|This is the year for the female mavericks to get the same treatment as their brothers*|
In New Zealand there’s a new competition for feature films, called Make My Movie. The winner receives $100,000 and makes a movie. As a first step, participants submitted posters for their movies online, with a synopsis, and filled in a few more details, some in relation to the participants’ track records, from memory. One detail requested was ‘age’, which I questioned. The competition needed to know that entrants were over 18, but because of the potential for age discrimination it seemed more appropriate to ask entrants to state that they were over 18.** Twelve finalists were selected, from around 750.

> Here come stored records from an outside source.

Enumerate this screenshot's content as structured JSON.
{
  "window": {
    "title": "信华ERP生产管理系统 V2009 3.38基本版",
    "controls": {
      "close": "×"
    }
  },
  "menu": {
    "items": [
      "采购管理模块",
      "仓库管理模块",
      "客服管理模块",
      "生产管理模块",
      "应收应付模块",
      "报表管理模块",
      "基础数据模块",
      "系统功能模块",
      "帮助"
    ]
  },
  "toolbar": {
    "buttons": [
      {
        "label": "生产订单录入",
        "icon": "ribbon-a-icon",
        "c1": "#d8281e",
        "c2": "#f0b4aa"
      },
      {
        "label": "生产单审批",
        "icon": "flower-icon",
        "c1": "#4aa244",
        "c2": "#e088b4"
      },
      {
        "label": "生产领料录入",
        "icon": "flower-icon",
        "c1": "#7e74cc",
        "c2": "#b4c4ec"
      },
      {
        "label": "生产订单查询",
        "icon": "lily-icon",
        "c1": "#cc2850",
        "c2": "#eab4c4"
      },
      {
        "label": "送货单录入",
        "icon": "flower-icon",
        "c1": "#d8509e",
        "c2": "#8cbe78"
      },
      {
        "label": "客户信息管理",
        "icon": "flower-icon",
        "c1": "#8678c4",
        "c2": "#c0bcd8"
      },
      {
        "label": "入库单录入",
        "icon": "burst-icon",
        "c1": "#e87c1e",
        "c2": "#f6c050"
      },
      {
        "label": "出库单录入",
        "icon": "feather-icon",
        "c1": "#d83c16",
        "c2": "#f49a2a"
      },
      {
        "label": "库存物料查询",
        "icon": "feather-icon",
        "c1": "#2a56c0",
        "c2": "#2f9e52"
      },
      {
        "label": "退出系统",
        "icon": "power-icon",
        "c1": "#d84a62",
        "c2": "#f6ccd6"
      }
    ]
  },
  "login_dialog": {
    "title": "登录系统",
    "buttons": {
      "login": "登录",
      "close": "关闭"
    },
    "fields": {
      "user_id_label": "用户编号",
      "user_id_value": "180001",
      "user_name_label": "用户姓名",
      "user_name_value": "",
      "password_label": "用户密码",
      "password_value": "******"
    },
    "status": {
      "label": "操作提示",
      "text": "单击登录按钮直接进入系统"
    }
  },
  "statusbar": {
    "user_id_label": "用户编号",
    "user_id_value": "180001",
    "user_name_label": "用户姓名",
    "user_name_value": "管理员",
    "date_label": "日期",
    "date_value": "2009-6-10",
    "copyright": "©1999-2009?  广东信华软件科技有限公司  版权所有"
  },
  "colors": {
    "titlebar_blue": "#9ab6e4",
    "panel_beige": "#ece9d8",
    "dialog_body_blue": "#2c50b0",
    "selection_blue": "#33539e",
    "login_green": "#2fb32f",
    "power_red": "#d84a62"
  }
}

Anyway, I became interested when I saw that the project's writer's name was the only personal name that appeared online with each submission. Aha, I thought, what a great way to find out more about the range of New Zealand women screenwriters. How many are there? So I started at the very beginning, alphabetically, and went to the 43rd entry. Enough to tell me that the numbers of women weren’t great and that there was a relatively high proportion of entrants using initials and/or pseudonyms. So I stopped counting and went on to other things.
Then, this week, someone forwarded me this email, from a woman I did not know:
Hi, just wondering if there have been any comments regarding the final selection in the Make My Movie competition? All but one of the final movie pitches are written by men for men. A simple scan of the many submissions will prove that there are many, many great ideas from men and women so I can't imagine that there could be a 'the women just didn't have the best ideas' argument. I'd love to know if there were any women on judging panel. If this were just a bunch of privately funded guys choosing movies that guys might want to see, then, fine. But this is a competition sponsored by NZFC, NZ on Air and the NZ Herald. One would think that the selection would be more representative of the country's talent as a whole, not just the writers but the protagonists in the stories.